++++ DATASET RECORDS ++++
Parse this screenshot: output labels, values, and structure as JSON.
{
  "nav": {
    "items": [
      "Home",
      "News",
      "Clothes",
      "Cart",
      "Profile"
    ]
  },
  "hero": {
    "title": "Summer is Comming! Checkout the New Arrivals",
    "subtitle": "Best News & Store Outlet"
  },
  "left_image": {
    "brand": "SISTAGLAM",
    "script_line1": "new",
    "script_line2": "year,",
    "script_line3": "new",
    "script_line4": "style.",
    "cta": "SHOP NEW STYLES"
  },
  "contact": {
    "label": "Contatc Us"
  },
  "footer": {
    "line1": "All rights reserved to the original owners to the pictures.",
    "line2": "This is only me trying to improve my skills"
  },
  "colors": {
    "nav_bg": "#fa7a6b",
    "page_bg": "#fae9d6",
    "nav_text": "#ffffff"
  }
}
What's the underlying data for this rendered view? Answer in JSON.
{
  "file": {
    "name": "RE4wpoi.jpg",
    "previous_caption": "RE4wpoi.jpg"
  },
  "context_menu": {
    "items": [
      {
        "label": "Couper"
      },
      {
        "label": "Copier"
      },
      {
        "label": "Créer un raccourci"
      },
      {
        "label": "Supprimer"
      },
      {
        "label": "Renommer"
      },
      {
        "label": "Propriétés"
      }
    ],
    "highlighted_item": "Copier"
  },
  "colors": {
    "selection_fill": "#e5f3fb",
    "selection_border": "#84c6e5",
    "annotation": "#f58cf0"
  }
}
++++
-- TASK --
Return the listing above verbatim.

-- EXERCISE SOLUTION --
Parse this screenshot: output labels, values, and structure as JSON.
{
  "nav": {
    "items": [
      "Home",
      "News",
      "Clothes",
      "Cart",
      "Profile"
    ]
  },
  "hero": {
    "title": "Summer is Comming! Checkout the New Arrivals",
    "subtitle": "Best News & Store Outlet"
  },
  "left_image": {
    "brand": "SISTAGLAM",
    "script_line1": "new",
    "script_line2": "year,",
    "script_line3": "new",
    "script_line4": "style.",
    "cta": "SHOP NEW STYLES"
  },
  "contact": {
    "label": "Contatc Us"
  },
  "footer": {
    "line1": "All rights reserved to the original owners to the pictures.",
    "line2": "This is only me trying to improve my skills"
  },
  "colors": {
    "nav_bg": "#fa7a6b",
    "page_bg": "#fae9d6",
    "nav_text": "#ffffff"
  }
}
What's the underlying data for this rendered view? Answer in JSON.
{
  "file": {
    "name": "RE4wpoi.jpg",
    "previous_caption": "RE4wpoi.jpg"
  },
  "context_menu": {
    "items": [
      {
        "label": "Couper"
      },
      {
        "label": "Copier"
      },
      {
        "label": "Créer un raccourci"
      },
      {
        "label": "Supprimer"
      },
      {
        "label": "Renommer"
      },
      {
        "label": "Propriétés"
      }
    ],
    "highlighted_item": "Copier"
  },
  "colors": {
    "selection_fill": "#e5f3fb",
    "selection_border": "#84c6e5",
    "annotation": "#f58cf0"
  }
}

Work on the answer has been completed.